Wednesday, April 16, 2014

Horses, Autos, Rockets

As pointed out in two earlier post, deciding how to focus the Point of View, or the place from which the reader “listens in” and/or “watches” will dictate how the story is written. The last decision in what voice to use is the time—past, present, or future—marked by the verb used. However, all of these do not have a place in some languages. Focusing on English usage, here are simplified examples.



In the Past

Past tense is the most common form in story-telling. Events are depicted as occurring sometime before the current moment or the time at which the narrative is constructed or expressed to an audience. (They ran, they saw, they were.)


In the Present

Events are depicted as occurring at the current moment as if in real time. (They run, they see, they are.) 

In the Future

Events occur at some time in the future, often as if the narrator has some kind of foreknowledge. Future-tense stories often have a prophetic tone and are very rare in literature. (They will.)

Any discussion of word tense can become complicated with technical aspects, an English teacher or grammarian's delight, putting most of us to sleep. These discussions on Point of View are simply food on a writer's table from which he or she will select to partake.
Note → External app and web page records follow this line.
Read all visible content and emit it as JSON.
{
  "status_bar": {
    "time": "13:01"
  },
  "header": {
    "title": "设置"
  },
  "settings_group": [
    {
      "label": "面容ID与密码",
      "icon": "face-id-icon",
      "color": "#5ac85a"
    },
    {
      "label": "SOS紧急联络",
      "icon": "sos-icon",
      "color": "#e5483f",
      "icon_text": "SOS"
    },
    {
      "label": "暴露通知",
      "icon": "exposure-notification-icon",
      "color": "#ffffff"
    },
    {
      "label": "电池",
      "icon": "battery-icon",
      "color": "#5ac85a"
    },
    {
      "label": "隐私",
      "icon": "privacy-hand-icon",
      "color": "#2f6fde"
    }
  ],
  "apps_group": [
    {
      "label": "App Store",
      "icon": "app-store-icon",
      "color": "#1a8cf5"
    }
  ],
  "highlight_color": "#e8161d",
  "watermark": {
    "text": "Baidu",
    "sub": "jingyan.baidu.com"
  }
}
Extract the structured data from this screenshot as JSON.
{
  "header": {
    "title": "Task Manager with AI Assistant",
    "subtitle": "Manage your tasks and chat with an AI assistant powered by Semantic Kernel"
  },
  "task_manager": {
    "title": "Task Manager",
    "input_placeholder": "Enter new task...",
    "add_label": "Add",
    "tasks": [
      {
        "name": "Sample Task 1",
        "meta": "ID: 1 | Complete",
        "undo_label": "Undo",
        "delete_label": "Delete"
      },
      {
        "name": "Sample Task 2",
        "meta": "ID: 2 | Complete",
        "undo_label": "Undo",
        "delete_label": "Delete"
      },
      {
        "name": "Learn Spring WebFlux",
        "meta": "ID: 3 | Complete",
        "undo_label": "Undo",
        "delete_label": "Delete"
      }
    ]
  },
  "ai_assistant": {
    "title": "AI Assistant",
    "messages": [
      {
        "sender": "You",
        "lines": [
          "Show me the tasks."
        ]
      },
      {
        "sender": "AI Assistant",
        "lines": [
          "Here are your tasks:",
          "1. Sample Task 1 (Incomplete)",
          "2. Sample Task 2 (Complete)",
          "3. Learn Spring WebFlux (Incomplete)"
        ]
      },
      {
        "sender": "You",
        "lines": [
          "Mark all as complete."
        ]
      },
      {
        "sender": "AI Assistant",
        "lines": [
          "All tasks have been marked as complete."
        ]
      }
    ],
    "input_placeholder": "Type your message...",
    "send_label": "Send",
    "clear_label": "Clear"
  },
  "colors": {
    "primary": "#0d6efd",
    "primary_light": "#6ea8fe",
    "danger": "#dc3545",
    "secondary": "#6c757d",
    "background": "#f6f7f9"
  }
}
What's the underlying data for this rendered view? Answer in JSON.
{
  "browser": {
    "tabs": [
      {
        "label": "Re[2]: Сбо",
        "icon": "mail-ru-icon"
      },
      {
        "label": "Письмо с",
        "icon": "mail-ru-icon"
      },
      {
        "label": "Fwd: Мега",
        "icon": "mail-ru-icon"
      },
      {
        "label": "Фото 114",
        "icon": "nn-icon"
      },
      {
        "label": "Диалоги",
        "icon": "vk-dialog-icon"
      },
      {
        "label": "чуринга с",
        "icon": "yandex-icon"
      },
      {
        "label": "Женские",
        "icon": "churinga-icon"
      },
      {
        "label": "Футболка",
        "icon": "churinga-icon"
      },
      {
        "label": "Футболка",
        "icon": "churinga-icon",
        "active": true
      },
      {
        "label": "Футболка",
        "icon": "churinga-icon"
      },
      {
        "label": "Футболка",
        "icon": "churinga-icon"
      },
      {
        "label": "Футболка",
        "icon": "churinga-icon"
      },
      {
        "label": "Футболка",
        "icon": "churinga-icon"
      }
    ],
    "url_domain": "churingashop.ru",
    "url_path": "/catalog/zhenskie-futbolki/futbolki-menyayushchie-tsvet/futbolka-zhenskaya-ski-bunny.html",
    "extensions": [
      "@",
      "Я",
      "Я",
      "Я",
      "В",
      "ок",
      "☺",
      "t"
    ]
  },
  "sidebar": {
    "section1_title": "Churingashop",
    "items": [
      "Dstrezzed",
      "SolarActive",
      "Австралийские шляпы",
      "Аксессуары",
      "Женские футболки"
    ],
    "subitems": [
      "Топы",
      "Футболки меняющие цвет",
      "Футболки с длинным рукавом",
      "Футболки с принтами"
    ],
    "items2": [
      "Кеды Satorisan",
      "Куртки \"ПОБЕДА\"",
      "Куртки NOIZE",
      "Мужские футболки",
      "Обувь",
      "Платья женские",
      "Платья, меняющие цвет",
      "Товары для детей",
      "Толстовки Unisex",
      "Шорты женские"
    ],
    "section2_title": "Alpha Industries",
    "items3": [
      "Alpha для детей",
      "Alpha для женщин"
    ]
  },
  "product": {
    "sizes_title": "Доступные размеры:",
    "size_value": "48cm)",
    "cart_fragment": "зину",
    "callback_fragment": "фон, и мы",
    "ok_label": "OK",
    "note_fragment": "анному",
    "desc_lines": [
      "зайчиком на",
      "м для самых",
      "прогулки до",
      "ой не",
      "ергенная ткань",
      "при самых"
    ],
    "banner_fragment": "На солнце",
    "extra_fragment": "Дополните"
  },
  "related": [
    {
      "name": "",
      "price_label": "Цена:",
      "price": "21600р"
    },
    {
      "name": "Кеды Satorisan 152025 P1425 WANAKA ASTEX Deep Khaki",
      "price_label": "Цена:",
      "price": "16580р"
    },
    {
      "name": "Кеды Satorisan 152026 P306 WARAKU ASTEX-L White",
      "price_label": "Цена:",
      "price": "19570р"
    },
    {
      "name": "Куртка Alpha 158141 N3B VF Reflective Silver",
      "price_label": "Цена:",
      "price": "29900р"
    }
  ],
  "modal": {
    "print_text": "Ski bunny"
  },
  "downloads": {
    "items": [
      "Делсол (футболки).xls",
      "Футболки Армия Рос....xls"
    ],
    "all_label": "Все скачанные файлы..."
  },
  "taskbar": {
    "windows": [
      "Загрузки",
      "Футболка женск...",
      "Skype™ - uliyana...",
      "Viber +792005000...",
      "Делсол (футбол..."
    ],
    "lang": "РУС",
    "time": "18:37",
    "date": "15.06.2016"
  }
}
Seen in its entirety, the Point of View is the most important decision a writer must make before putting down the first word as it dictates how the story is told. Fortunately, this writer works in a temperate climate so that it is possible to sit in a lounger outside and mentally play with various forms, and then going to the trouble of writing some of the opening chapter using various forms of voice, place, and time. Even then, on one occasion, half way through a tale I was not at all happy with the choice, necessitating a major revision.